Records supplied: Begin
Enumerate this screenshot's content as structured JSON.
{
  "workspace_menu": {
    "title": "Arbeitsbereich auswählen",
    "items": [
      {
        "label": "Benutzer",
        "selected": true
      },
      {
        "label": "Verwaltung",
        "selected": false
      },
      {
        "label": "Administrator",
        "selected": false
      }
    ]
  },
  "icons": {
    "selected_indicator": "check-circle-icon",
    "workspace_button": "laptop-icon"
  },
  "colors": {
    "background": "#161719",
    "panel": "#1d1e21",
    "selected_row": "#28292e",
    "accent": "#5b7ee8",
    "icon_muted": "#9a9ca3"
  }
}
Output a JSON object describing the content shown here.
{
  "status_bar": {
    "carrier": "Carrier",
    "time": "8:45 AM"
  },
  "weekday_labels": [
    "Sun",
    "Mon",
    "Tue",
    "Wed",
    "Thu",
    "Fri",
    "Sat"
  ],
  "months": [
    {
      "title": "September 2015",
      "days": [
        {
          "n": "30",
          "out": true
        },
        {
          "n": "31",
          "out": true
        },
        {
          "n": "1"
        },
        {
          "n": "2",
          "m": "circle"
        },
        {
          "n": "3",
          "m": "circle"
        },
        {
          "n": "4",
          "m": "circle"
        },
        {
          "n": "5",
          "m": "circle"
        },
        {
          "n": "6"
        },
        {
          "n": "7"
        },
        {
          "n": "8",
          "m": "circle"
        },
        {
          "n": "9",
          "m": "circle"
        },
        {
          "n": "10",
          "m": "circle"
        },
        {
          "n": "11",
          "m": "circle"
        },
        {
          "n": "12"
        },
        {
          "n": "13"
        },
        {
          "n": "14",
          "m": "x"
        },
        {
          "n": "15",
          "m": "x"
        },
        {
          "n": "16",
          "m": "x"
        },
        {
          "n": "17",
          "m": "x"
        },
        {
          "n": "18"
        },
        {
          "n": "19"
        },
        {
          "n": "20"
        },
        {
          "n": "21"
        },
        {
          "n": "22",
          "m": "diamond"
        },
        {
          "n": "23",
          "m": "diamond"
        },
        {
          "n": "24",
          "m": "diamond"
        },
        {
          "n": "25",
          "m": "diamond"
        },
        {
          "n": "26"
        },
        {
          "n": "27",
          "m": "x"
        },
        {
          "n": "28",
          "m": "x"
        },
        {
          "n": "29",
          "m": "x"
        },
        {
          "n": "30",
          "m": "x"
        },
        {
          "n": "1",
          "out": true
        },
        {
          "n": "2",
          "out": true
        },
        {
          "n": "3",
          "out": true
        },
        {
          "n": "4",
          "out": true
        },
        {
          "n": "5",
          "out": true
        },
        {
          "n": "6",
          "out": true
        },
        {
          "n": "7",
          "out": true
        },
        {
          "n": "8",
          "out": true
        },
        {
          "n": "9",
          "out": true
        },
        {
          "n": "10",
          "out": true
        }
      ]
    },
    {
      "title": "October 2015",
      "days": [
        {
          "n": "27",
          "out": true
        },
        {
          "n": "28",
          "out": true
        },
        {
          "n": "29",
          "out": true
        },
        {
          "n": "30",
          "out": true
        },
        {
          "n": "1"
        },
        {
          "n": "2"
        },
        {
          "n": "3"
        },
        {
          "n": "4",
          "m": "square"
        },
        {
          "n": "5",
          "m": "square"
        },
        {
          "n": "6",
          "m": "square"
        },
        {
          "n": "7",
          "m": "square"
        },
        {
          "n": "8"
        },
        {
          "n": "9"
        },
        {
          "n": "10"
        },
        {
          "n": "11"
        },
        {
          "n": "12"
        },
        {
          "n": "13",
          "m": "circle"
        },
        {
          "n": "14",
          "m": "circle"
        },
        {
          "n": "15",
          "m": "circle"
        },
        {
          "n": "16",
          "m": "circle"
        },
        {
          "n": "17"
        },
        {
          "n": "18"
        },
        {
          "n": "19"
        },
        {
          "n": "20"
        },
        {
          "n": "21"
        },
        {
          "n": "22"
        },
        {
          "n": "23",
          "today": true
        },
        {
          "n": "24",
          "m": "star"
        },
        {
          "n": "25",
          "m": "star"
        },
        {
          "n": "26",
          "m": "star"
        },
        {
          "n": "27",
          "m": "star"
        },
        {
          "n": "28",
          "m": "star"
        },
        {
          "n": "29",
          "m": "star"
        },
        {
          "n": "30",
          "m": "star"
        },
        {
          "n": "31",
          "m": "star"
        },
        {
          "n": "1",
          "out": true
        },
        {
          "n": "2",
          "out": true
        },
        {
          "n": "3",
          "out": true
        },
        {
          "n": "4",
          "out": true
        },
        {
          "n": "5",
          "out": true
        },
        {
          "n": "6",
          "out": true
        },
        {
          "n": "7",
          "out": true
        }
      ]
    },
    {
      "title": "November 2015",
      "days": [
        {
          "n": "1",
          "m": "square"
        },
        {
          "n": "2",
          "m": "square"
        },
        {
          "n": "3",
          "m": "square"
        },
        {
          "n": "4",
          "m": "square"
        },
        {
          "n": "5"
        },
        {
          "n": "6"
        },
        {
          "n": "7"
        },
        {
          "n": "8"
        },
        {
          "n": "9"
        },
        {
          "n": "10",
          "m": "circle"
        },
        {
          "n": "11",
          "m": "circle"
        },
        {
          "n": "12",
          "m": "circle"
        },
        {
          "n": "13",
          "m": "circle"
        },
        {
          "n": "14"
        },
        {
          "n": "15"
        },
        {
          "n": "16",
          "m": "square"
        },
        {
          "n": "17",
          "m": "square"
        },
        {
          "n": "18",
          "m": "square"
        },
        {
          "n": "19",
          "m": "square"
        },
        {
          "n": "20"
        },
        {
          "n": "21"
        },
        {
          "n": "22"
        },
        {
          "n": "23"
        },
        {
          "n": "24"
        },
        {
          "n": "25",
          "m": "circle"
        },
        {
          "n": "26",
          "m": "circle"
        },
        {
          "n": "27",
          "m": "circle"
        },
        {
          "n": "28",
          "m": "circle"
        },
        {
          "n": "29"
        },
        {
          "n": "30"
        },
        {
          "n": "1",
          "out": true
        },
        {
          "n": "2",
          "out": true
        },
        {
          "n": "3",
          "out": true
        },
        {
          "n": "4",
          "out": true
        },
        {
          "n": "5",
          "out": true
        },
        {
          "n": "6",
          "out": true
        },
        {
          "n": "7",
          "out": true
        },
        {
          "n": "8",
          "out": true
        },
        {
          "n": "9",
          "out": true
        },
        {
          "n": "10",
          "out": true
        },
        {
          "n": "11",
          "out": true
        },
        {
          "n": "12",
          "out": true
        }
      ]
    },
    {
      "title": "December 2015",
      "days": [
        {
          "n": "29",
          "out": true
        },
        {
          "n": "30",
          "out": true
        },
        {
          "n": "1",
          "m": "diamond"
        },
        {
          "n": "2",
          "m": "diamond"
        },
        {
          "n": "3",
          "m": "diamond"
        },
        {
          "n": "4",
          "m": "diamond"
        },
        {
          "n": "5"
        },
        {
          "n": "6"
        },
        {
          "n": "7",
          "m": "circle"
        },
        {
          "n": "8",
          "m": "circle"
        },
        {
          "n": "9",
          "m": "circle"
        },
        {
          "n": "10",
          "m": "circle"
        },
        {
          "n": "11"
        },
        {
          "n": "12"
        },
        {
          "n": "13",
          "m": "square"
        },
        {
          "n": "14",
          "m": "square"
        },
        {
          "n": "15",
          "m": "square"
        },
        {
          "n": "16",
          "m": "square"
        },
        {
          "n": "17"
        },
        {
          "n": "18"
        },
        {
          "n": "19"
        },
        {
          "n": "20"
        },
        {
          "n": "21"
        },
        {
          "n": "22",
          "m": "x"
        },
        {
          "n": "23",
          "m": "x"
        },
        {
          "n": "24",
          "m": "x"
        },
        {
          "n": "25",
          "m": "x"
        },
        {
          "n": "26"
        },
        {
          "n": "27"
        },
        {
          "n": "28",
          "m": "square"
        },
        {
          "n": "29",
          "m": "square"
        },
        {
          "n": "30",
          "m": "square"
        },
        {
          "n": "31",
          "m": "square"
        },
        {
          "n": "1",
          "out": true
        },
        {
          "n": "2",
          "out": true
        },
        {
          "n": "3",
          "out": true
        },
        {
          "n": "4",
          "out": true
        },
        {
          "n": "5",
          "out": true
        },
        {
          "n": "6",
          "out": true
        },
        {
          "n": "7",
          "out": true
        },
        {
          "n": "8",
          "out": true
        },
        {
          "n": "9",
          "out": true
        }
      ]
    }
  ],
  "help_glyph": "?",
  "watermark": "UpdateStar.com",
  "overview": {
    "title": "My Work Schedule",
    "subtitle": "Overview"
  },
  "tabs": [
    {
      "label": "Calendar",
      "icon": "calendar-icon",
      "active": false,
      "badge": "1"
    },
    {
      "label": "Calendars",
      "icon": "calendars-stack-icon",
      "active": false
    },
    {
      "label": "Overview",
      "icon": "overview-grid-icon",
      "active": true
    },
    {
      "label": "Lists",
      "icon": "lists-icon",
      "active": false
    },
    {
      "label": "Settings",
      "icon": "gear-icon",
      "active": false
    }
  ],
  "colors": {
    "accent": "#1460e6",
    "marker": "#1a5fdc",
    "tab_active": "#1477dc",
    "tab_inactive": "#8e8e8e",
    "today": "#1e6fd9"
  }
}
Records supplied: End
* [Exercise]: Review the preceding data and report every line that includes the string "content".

* [Task response]:
Enumerate this screenshot's content as structured JSON.
Output a JSON object describing the content shown here.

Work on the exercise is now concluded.